100 Protesters Disrupt U.N. Climate Event to Promote 'Clean' Fossil Fuels as Trump Admin Calls Global Warming Evidence 'Alarmism'

Environmental protesters call for reforms to combat climate change, on December 8. Martyn Aim/Getty Images

Demonstrators protesting the Trump administration's endorsement of fossil fuel extraction and resistance to cleaner energy forms disrupted a U.S.-sponsored event at the United Nations COP24 climate conference on Monday, Reuters reported.

Approximately 100 protesters, who chanted "keep it in the ground," interrupted the "U.S. Innovative Technologies Spur Economic Dynamism" panel by grabbing the microphone from a speaker.

None of the panelists, who were supporters of fossil fuels and nuclear power, mentioned climate change or global warming, according to The Guardian. Instead, they promoted "innovation and entrepreneurship" in developing forms of energy such as "clean coal" and nuclear power.

"I'm 19 years old and I'm pissed," Vic Barrett, a plaintiff in the Juliana vs. U.S. lawsuit, said. "I am currently suing my government for perpetuating the global climate change crisis ... Young people are at the forefront of leading solutions to address the climate crises and we won't back down."

Environmental protesters during a march for reforms to combat climate change, on December 8. Martyn Aim/Getty Images

"We strongly believe that no country should have to sacrifice their economic prosperity or energy security in pursuit of environmental sustainability," said Trump adviser Wells Griffith, who spoke at the U.N. event, according to the Associated Press. "Alarmism should not silence realism ... This administration does not see the benefit of being part of an agreement which impedes U.S. economic growth and jobs."

Griffith's statements were similar to sentiments expressed by the president. When asked by CBS News in October about his views on climate change, Trump said he didn't want to spend "trillions and trillions of dollars" fighting climate change, and didn't want to sacrifice great quantities of jobs.

Vox reported that "increasing sustainability by using more renewable energy, curbing greenhouse gas emissions and becoming more energy-efficient would save the global economy $26 trillion by 2030," noting that fossil fuel industries were undergoing job losses while renewable energy fields were increasing employment.

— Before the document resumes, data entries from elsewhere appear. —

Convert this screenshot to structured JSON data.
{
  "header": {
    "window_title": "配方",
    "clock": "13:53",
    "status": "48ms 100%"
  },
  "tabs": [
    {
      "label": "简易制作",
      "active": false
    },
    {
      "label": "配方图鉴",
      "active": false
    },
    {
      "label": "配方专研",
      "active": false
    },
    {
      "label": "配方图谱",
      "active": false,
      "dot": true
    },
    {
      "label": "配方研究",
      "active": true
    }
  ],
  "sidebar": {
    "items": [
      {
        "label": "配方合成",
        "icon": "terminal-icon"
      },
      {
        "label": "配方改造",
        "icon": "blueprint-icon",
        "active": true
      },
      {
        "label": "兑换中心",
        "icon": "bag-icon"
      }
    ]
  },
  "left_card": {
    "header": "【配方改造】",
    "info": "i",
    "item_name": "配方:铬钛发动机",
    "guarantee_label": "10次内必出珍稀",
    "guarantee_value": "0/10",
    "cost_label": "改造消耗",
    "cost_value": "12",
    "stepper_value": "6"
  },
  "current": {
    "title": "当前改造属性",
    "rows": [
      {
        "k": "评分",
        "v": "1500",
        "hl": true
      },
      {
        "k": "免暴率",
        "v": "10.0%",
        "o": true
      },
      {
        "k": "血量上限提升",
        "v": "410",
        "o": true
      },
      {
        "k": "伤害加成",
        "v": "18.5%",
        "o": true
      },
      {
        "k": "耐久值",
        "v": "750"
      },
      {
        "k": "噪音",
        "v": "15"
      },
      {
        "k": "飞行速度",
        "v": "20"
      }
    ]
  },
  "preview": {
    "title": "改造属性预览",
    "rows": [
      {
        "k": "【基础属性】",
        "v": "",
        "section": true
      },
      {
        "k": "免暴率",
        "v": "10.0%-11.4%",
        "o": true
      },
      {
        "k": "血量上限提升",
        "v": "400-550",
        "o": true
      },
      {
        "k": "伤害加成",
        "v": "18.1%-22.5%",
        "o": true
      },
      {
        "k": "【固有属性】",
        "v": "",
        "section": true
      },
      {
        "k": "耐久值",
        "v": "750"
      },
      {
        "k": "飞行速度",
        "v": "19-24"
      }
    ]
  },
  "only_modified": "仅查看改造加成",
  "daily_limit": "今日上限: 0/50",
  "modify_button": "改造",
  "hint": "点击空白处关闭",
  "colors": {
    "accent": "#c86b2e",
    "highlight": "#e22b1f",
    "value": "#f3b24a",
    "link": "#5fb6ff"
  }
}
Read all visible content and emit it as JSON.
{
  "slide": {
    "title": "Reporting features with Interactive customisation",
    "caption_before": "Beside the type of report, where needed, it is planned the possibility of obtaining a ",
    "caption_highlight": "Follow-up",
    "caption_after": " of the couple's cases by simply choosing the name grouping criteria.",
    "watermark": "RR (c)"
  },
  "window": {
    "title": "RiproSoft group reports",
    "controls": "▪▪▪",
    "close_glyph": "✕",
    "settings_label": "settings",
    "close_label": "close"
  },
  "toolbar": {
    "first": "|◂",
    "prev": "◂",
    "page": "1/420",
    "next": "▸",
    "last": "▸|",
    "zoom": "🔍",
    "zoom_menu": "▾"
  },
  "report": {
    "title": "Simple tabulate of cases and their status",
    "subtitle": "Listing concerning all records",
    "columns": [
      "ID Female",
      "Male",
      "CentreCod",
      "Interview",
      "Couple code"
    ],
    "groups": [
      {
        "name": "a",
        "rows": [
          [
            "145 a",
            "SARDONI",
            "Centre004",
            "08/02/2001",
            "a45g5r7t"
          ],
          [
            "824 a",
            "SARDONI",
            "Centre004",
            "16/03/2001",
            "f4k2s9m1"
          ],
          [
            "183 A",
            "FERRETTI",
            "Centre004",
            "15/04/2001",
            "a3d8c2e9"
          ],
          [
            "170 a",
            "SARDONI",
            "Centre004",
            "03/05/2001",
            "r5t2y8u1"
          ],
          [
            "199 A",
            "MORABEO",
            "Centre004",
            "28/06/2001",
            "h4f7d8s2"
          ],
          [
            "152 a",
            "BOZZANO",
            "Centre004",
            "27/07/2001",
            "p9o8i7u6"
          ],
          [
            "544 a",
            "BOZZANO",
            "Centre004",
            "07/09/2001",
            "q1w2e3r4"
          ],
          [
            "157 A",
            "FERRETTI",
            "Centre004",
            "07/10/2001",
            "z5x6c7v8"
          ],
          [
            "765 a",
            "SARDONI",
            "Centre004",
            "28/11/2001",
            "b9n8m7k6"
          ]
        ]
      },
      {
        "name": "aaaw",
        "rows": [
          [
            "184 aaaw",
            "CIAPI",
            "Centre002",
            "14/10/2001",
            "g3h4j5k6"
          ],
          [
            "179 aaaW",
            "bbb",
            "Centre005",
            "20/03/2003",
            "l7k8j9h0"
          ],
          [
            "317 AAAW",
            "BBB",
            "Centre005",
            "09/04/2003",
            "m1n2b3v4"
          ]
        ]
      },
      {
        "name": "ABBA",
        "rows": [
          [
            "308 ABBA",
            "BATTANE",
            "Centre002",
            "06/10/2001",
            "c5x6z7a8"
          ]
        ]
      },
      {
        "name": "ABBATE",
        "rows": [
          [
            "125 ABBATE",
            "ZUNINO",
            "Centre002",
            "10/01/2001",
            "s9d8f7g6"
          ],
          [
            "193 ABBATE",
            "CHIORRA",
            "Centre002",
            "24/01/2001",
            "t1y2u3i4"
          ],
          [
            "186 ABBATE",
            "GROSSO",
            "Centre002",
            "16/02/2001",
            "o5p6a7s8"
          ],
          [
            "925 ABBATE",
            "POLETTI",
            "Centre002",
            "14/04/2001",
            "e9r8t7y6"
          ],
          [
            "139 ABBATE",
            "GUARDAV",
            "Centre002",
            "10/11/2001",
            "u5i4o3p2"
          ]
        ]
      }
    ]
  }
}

The demonstration came two days after the U.S. joined with Saudi Arabia, Russia and Kuwait to prevent the U.N.'s landmark report on climate change, which was published in October, from being incorporated into the talks taking place in Poland. The Intergovernmental Panel on Climate Change report warned in October ago that global governments were acting much too slowly to prevent temperatures from increasing more than 1.5 degrees Celsius above pre-industrial levels. The report detailed the damaging effects, including shifting weather patterns, sea level increases, droughts, floods and widespread poverty, that could occur if global temperatures increased beyond the 1.5 Celsius threshold.

Various figures in the Trump administration have challenged the scientific consensus on climate change. Former Environmental Protection Agency administrator Scott Pruitt made a number of false statements about climate change and questioned whether carbon dioxide was a central cause of global warming.

An Ipsos Mori survey from 2014 found that the U.S. public had the highest proportion of climate change deniers among the 20 countries surveyed, including global powers China, Germany and Great Britain.

The U.S. is the world's leading oil and gas producer.